In his new memoir “Fair Winds and Following Seas: Reflections on the Navy Career of a Teenage Ensign” (published by AuthorHouse), author Ronald Vail retraces his steps through life, giving readers an intimate glimpse into his experiences while serving in the United States Navy.
“Fair Winds and Following Seas” is a compilation of the major events of Vail’s life. In this memoir, he concentrates on his experiences in the U.S. Navy, tracing his military career path from World War II to his retirement after a total of 25 years of service. Vail also includes recollections of his childhood, as well as descriptions of the events he lived through while travelling to places like Hawaii, Enewetak Atoll in the Pacific Ocean, China and Guam.
An excerpt from “Fair Winds and Following Seas”:
“Had the invasion of the Japanese Homeland become a necessity, the number of lives on both sides of the battlefield that was saved by the nuclear attacks is incalculable and makes the loss of lives and property from those attacks insignificant in comparison, if the loss of any life can be considered insignificant. The United States has never apologized for the attacks and should never give it the least bit of consideration.”
Vail concentrates on the major events of his life, including his engagement and marriage to his wife, but he always contextualizes his story by connecting it to the major historical events of the time. “I want readers to see that Navy life is a good and rewarding life, despite being hard at times and disappointing at other times,” he says. “In the long run, Navy service leaves you with strong feelings of accomplishment and honorable service to your country and your flag.”
“Fair Winds and Following Seas”
By Ronald Vail
Hardcover | 6 x 9in | 164 pages | ISBN 9781481734882
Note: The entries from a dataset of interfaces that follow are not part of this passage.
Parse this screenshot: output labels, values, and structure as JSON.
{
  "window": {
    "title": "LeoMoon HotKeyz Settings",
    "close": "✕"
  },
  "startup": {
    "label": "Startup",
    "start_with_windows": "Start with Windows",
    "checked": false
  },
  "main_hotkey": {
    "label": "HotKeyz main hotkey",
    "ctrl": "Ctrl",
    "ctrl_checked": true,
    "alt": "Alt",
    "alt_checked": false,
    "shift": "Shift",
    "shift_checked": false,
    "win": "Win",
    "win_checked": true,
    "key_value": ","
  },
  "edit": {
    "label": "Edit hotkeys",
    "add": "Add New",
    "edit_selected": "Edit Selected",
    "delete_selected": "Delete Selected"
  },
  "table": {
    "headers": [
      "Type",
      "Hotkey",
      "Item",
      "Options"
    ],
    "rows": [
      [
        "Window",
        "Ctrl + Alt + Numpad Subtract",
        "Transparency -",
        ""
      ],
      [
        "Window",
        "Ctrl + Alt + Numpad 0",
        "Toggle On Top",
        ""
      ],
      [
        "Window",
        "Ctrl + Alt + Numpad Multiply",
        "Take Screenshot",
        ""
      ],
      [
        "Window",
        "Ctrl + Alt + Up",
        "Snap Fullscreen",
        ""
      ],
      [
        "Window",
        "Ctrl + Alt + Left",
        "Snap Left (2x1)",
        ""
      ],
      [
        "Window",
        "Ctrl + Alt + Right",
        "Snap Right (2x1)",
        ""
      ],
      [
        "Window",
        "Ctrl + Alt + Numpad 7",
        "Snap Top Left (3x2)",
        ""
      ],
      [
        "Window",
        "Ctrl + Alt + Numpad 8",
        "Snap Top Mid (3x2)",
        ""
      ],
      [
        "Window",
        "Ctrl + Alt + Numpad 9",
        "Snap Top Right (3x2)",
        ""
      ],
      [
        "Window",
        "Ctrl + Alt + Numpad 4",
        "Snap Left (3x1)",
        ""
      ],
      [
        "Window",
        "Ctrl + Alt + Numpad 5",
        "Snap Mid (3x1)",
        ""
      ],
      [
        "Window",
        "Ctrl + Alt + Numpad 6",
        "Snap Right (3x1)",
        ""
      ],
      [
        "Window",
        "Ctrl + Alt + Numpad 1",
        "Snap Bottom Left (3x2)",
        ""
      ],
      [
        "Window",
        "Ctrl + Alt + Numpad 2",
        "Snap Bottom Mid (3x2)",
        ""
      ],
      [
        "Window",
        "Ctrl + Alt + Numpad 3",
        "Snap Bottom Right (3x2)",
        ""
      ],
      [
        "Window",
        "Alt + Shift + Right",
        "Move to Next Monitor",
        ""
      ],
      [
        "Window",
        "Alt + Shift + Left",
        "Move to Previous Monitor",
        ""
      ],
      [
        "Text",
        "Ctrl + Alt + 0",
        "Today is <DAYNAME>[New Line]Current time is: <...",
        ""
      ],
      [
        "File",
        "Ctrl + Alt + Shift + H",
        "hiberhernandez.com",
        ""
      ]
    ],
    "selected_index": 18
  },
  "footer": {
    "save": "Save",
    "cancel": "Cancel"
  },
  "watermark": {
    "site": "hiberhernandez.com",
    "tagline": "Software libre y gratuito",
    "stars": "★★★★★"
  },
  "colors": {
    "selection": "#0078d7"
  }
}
Softcover | 6 x 9in | 164 pages | ISBN 9781481734875
E-Book | 164 pages | ISBN 9781481734899
Available at Amazon and Barnes & Noble
About the Author
Ronald Vail joined the U.S. Navy during World War II, two days before his 18th birthday. He was assigned to the U.S. Navy V-12 program as an apprentice seaman for the purposes of achieving the two years of college education needed for entry to the U.S. Naval Academy, the successful conclusion of which lied to a commission as ensign, U.S. Naval Reserve. After the war, he transferred to the U.S. Navy and served at various commands and activities, performing numerous duties until retirement with the rank of commander after 25 years of service.